* _EXERCISE_:
Read the records below and report each line in which "JSON" occurs.

━━━━━ DATASET ━━━━━

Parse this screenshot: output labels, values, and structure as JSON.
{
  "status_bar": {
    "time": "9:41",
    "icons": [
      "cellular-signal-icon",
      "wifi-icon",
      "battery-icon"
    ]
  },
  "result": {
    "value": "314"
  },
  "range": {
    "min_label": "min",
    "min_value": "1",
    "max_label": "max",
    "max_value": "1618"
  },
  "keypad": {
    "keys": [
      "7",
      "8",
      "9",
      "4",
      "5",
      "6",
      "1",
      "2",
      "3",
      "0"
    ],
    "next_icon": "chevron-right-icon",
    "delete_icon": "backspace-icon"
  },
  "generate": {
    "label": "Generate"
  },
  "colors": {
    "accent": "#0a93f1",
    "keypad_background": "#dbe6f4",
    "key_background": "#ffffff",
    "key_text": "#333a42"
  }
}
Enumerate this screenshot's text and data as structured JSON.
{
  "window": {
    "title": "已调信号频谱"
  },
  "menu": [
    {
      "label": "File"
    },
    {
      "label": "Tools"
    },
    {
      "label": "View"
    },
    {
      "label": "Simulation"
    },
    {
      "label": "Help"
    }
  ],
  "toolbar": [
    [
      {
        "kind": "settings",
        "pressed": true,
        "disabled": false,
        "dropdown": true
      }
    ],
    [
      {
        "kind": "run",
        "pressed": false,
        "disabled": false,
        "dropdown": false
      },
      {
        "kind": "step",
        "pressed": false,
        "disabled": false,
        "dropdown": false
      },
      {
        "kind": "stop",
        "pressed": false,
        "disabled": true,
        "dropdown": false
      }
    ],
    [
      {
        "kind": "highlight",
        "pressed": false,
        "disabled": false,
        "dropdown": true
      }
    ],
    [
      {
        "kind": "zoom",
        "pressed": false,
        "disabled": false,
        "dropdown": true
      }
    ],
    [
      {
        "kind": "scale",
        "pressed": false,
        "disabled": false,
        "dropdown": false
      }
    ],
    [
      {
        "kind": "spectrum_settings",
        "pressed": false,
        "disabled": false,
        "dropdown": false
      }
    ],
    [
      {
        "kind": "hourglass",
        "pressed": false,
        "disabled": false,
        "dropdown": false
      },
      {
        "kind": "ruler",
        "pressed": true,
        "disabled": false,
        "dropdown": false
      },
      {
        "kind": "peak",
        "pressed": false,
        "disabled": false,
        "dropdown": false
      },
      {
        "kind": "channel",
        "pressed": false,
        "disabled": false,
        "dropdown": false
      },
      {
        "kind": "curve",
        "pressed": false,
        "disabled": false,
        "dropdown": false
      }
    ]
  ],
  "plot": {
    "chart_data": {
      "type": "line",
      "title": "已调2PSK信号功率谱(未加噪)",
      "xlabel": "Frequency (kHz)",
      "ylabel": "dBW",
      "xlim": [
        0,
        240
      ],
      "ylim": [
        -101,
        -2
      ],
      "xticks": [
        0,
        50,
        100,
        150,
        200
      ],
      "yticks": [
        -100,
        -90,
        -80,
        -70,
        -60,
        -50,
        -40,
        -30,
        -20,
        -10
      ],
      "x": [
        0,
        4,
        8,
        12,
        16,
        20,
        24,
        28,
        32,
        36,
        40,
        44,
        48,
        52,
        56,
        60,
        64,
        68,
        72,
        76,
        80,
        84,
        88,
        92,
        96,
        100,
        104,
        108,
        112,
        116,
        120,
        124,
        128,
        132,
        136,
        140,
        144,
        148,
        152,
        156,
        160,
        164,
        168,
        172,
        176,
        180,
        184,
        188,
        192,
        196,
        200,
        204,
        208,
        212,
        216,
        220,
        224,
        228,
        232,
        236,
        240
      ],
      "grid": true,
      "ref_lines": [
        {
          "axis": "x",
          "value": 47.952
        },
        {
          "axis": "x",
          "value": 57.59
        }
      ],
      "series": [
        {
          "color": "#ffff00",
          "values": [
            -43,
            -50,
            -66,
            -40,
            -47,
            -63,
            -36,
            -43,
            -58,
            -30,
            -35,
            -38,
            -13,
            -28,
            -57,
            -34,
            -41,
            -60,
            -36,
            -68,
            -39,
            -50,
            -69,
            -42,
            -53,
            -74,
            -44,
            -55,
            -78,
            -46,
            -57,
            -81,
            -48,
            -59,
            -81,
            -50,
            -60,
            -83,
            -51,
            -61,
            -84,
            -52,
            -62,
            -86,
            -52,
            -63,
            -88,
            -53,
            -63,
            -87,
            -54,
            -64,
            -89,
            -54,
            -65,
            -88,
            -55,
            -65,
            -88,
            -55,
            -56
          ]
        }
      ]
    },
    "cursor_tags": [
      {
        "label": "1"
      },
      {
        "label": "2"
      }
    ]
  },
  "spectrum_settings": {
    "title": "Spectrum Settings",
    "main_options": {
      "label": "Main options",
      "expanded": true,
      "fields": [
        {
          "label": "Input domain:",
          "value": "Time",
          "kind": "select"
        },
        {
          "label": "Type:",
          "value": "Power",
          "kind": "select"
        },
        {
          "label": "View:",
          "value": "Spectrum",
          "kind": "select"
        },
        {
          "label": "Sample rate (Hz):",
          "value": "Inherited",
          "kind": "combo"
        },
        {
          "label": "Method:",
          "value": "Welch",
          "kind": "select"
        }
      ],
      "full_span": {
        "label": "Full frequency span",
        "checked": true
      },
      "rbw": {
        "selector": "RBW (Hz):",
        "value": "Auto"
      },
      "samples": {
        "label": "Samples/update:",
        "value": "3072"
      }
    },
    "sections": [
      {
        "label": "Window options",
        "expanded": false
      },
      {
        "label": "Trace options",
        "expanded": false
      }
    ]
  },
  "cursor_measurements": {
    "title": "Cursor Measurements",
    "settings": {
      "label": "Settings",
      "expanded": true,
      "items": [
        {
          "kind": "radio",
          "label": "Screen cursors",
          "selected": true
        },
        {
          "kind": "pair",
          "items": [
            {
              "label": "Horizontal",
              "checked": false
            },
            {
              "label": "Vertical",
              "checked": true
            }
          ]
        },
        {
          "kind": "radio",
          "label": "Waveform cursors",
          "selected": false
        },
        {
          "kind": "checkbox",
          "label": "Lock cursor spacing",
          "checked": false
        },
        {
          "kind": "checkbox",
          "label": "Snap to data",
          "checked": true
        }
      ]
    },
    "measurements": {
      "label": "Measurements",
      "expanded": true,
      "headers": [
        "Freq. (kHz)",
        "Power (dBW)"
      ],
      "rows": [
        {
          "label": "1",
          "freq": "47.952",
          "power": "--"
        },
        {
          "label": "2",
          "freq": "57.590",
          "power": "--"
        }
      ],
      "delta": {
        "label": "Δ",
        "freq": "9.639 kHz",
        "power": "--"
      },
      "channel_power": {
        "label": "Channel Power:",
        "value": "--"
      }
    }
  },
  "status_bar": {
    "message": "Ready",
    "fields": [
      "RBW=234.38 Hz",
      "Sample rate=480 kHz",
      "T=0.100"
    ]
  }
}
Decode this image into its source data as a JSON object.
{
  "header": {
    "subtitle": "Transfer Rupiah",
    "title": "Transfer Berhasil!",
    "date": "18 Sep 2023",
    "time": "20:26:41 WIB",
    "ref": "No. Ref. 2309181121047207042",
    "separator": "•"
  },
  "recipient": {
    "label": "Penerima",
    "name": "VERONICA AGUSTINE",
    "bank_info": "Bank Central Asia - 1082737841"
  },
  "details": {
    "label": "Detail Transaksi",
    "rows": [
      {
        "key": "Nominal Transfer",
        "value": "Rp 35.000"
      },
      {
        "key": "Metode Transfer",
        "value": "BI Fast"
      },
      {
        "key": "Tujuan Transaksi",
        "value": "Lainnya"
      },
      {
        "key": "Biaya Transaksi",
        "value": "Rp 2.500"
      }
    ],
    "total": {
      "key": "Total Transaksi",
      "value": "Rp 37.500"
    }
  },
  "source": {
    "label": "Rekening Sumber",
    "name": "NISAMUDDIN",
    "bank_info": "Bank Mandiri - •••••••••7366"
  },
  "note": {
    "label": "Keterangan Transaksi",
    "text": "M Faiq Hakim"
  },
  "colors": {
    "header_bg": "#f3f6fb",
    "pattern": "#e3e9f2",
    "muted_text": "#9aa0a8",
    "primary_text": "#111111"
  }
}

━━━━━

* _YOUR SOLUTION_:
Parse this screenshot: output labels, values, and structure as JSON.
Enumerate this screenshot's text and data as structured JSON.
Decode this image into its source data as a JSON object.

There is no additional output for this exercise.